McCain Replacement Sen. Jon Kyl Resigning at End of Year

McCain Replacement Sen. Jon Kyl Resigning at End of Year
Sen. Jon Kyl (R-AZ), a member of the Joint Select Committee on Deficit Reduction, also known as the super committee, talks with reporters outside his office in the U.S. Capitol in Washington on Nov. 19, 2011. (Brendan Hoffman/Getty Images)
The Associated Press

PHOENIX—Sen. Jon Kyl is resigning from the seat he was appointed to less than four months ago following the death of John McCain, Arizona Gov. Doug Ducey announced on Dec. 14. Kyl’s decision means the Republican governor will need to appoint another replacement lawmaker.

The decision by Kyl, 76, was not unexpected. He had retired from the Senate in 2012 and said when he took the appointment in September that he only committed to serving until the end of the year. His resignation is effective Dec. 31.

Ducey sidestepped selecting a longer-term replacement after McCain died on Aug. 25, saying he picked Kyl because he was “the best possible person, regardless of politics” for the job. But Kyl made it clear he only agreed to the appointment out of a sense of duty and had no plans to stay in the job for long.

Now all attention is on Ducey’s pick, who will serve until a special election in 2020 allows voters to select the person who fills the final two years of McCain’s six-year term.

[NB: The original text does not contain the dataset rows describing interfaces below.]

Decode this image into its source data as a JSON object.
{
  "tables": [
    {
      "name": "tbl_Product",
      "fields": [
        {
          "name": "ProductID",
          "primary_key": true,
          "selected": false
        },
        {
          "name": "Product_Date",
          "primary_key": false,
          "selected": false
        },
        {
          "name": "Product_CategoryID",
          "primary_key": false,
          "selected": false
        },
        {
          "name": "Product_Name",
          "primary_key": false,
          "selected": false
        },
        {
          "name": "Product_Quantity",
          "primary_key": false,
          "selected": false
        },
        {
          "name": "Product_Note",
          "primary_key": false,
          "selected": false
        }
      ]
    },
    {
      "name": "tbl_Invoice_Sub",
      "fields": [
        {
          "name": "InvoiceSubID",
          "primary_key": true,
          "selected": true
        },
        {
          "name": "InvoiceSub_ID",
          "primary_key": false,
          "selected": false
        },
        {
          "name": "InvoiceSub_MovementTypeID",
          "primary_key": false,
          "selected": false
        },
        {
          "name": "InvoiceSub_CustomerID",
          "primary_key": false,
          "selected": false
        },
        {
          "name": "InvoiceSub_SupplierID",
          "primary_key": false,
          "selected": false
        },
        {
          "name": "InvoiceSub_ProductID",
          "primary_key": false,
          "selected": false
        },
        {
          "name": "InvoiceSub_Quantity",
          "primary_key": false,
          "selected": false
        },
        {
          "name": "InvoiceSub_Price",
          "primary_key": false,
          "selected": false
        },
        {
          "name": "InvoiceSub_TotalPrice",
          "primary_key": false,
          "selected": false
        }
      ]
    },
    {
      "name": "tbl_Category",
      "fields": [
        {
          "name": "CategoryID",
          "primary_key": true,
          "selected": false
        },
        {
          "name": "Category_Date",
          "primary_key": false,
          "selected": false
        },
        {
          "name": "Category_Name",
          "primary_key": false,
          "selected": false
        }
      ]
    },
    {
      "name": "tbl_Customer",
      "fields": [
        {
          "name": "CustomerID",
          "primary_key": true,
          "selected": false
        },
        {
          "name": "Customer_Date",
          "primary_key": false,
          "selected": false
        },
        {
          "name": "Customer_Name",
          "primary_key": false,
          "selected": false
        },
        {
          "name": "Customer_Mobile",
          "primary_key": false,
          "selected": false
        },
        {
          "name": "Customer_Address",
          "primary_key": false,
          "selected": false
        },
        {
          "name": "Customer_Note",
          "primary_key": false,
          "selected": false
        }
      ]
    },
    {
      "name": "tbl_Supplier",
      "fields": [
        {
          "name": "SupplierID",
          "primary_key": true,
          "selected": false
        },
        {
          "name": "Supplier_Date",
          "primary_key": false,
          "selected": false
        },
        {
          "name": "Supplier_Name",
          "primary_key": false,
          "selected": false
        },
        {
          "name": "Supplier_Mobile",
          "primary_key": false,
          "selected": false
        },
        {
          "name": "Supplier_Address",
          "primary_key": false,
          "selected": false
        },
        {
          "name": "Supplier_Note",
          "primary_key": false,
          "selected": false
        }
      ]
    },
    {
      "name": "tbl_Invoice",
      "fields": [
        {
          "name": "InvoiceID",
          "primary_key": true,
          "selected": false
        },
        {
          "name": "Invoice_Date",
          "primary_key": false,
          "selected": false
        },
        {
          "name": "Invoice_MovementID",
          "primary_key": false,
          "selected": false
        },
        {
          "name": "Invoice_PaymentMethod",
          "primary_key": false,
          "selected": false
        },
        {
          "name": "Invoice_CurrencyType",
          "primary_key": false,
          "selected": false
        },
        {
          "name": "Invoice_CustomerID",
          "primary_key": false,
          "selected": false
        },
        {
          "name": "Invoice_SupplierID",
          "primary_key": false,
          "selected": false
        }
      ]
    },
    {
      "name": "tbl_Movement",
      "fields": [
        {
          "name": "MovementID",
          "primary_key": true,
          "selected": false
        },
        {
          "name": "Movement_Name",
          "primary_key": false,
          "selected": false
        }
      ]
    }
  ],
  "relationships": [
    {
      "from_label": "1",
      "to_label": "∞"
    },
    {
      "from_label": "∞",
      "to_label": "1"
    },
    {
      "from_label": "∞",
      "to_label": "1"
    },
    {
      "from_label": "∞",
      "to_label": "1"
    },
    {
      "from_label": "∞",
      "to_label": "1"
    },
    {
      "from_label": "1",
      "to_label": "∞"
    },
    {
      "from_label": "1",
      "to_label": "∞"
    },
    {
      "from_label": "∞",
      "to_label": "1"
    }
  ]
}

Ducey said he will pick a replacement “in the near future.”

Speculation has centered on Ducey’s former chief of staff, Kirk Adams, a former state lawmaker who recently resigned from the governor’s office; Rep. Martha McSally, who narrowly lost the race for the state’s other U.S. Senate seat in November; and Arizona State Treasurer Eileen Klein.

Kyl’s brief resignation letter said he decided to resign at the end of 2018 so that Ducey’s new appointee “can begin the new term with all other senators in January 2019 and can serve a full two (potentially four) years.”

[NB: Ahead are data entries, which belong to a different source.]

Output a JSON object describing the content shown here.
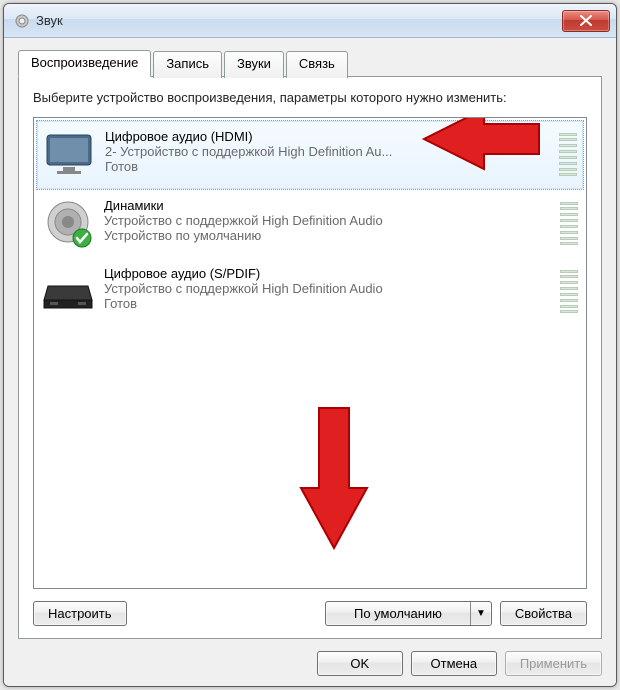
{
  "window": {
    "title": "Звук"
  },
  "tabs": {
    "playback": "Воспроизведение",
    "recording": "Запись",
    "sounds": "Звуки",
    "communications": "Связь"
  },
  "instruction": "Выберите устройство воспроизведения, параметры которого нужно изменить:",
  "devices": [
    {
      "title": "Цифровое аудио (HDMI)",
      "subtitle": "2- Устройство с поддержкой High Definition Au...",
      "status": "Готов"
    },
    {
      "title": "Динамики",
      "subtitle": "Устройство с поддержкой High Definition Audio",
      "status": "Устройство по умолчанию"
    },
    {
      "title": "Цифровое аудио (S/PDIF)",
      "subtitle": "Устройство с поддержкой High Definition Audio",
      "status": "Готов"
    }
  ],
  "buttons": {
    "configure": "Настроить",
    "set_default": "По умолчанию",
    "properties": "Свойства",
    "ok": "OK",
    "cancel": "Отмена",
    "apply": "Применить"
  }
}
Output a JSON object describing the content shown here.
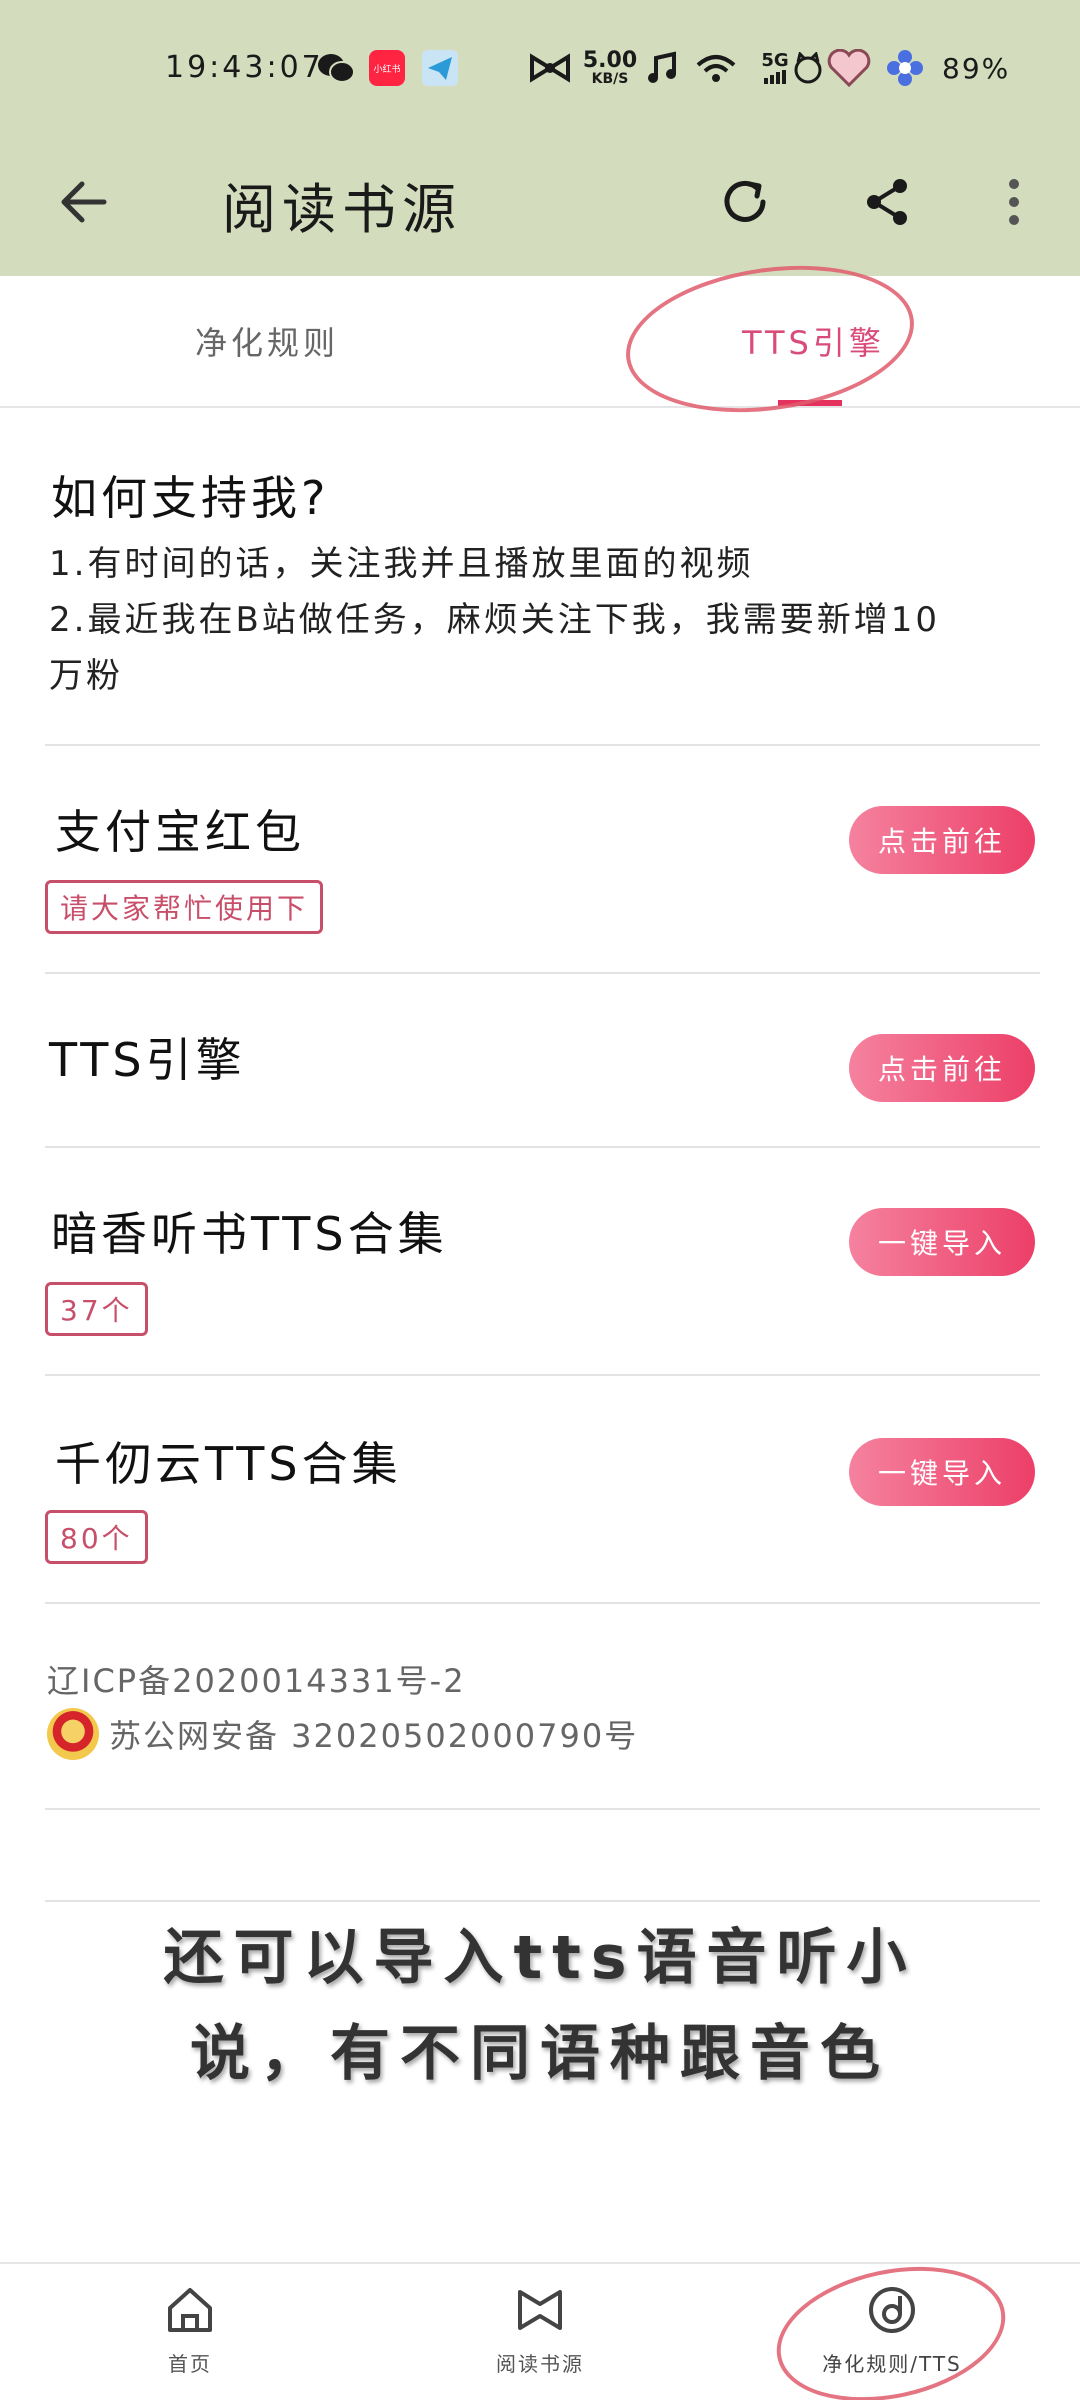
{
  "status_bar": {
    "time": "19:43:07",
    "net_speed_value": "5.00",
    "net_speed_unit": "KB/S",
    "network": "5G",
    "battery": "89%",
    "app_badge": "小红书"
  },
  "app_bar": {
    "title": "阅读书源"
  },
  "tabs": [
    {
      "label": "净化规则"
    },
    {
      "label": "TTS引擎"
    }
  ],
  "support": {
    "title": "如何支持我?",
    "lines": [
      "1.有时间的话，关注我并且播放里面的视频",
      "2.最近我在B站做任务，麻烦关注下我，我需要新增10",
      "万粉"
    ]
  },
  "items": [
    {
      "title": "支付宝红包",
      "tag": "请大家帮忙使用下",
      "button": "点击前往"
    },
    {
      "title": "TTS引擎",
      "tag": "",
      "button": "点击前往"
    },
    {
      "title": "暗香听书TTS合集",
      "tag": "37个",
      "button": "一键导入"
    },
    {
      "title": "千仞云TTS合集",
      "tag": "80个",
      "button": "一键导入"
    }
  ],
  "footer": {
    "icp": "辽ICP备2020014331号-2",
    "police": "苏公网安备 32020502000790号"
  },
  "caption": {
    "line1": "还可以导入tts语音听小",
    "line2": "说，有不同语种跟音色"
  },
  "bottom_nav": [
    {
      "label": "首页",
      "icon": "home-icon"
    },
    {
      "label": "阅读书源",
      "icon": "book-source-icon"
    },
    {
      "label": "净化规则/TTS",
      "icon": "disc-icon"
    }
  ],
  "colors": {
    "header_bg": "#d3dcbc",
    "accent": "#e5315d",
    "button_gradient_start": "#f5829f",
    "button_gradient_end": "#ec3f68",
    "tag_border": "#c84f6a"
  }
}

Kyl noted that when he accepted Ducey’s appointment that he agreed to serve through December and then re-evaluate whether to serve longer.

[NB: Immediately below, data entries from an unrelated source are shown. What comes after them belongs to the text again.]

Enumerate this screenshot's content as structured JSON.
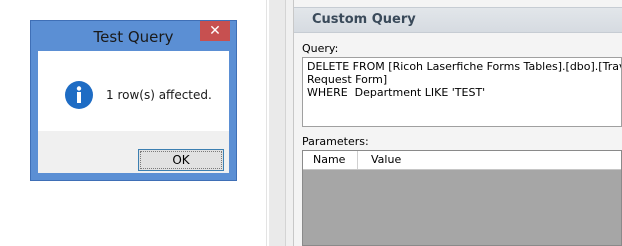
{
  "dialog": {
    "title": "Test Query",
    "close_glyph": "✕",
    "message": "1 row(s) affected.",
    "icon": "info-icon",
    "ok_label": "OK"
  },
  "panel": {
    "header": "Custom Query",
    "query_label": "Query:",
    "query_lines": [
      "DELETE FROM [Ricoh Laserfiche Forms Tables].[dbo].[Travel",
      "Request Form]",
      "WHERE  Department LIKE 'TEST'"
    ],
    "parameters_label": "Parameters:",
    "columns": [
      "Name",
      "Value"
    ]
  },
  "colors": {
    "dialog_frame": "#5b8fd4",
    "close_button": "#c75050",
    "info_icon": "#1e6cc4",
    "panel_header_text": "#3a4a5a"
  }
}
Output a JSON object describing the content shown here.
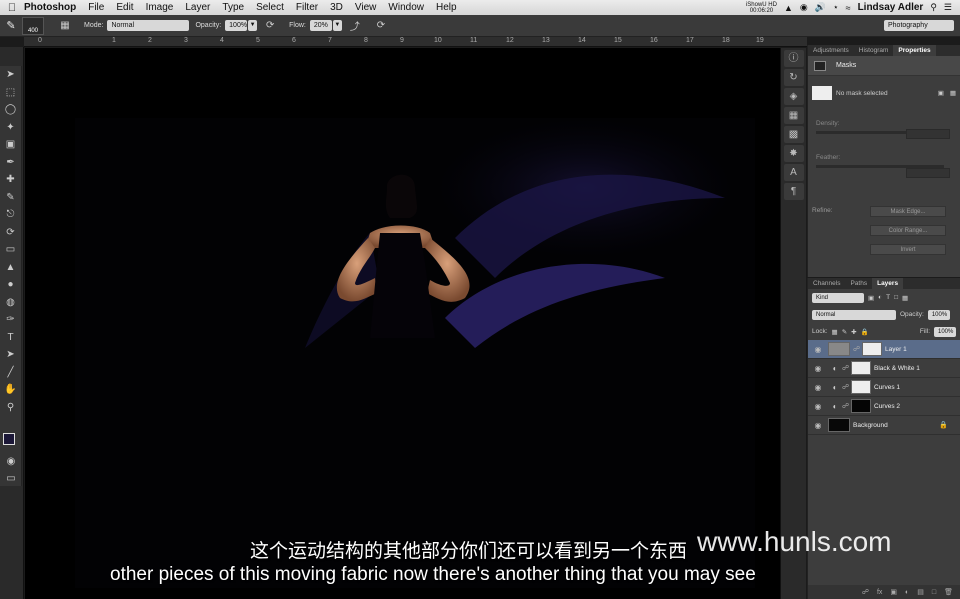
{
  "menubar": {
    "app_name": "Photoshop",
    "items": [
      "File",
      "Edit",
      "Image",
      "Layer",
      "Type",
      "Select",
      "Filter",
      "3D",
      "View",
      "Window",
      "Help"
    ],
    "status_top": "iShowU HD",
    "status_bottom": "00:06:20",
    "user": "Lindsay Adler"
  },
  "options": {
    "brush_size": "400",
    "mode_label": "Mode:",
    "mode_value": "Normal",
    "opacity_label": "Opacity:",
    "opacity_value": "100%",
    "flow_label": "Flow:",
    "flow_value": "20%",
    "workspace": "Photography"
  },
  "ruler_ticks": [
    "0",
    "1",
    "2",
    "3",
    "4",
    "5",
    "6",
    "7",
    "8",
    "9",
    "10",
    "11",
    "12",
    "13",
    "14",
    "15",
    "16",
    "17",
    "18",
    "19"
  ],
  "properties_panel": {
    "tabs": [
      "Adjustments",
      "Histogram",
      "Properties"
    ],
    "active_tab": "Properties",
    "section": "Masks",
    "status": "No mask selected",
    "density_label": "Density:",
    "feather_label": "Feather:",
    "refine_label": "Refine:",
    "buttons": [
      "Mask Edge...",
      "Color Range...",
      "Invert"
    ]
  },
  "layers_panel": {
    "tabs": [
      "Channels",
      "Paths",
      "Layers"
    ],
    "active_tab": "Layers",
    "filter": "Kind",
    "blend_mode": "Normal",
    "opacity_label": "Opacity:",
    "opacity_value": "100%",
    "lock_label": "Lock:",
    "fill_label": "Fill:",
    "fill_value": "100%",
    "layers": [
      {
        "name": "Layer 1",
        "active": true
      },
      {
        "name": "Black & White 1",
        "active": false
      },
      {
        "name": "Curves 1",
        "active": false
      },
      {
        "name": "Curves 2",
        "active": false
      },
      {
        "name": "Background",
        "active": false
      }
    ]
  },
  "subtitles": {
    "chinese": "这个运动结构的其他部分你们还可以看到另一个东西",
    "english": "other pieces of this moving fabric now there's another thing that you may see"
  },
  "watermark": "www.hunls.com",
  "colors": {
    "foreground": "#1c1838",
    "background": "#ffffff",
    "layer_highlight": "#5a6c8a"
  }
}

“Senator Kyl didn’t need to return to the Senate,” Ducey said in a statement. “His legacy as one of Arizona’s most influential and important political figures was already without question. But he did return, and I remain deeply grateful for his willingness to step up and serve again when Arizona needed him. I wish him and his family all the best.”

McCain died at age 81 at his ranch near Sedona, Arizona just over a year after he announced he had glioblastoma, an aggressive brain cancer that came with a dire diagnosis.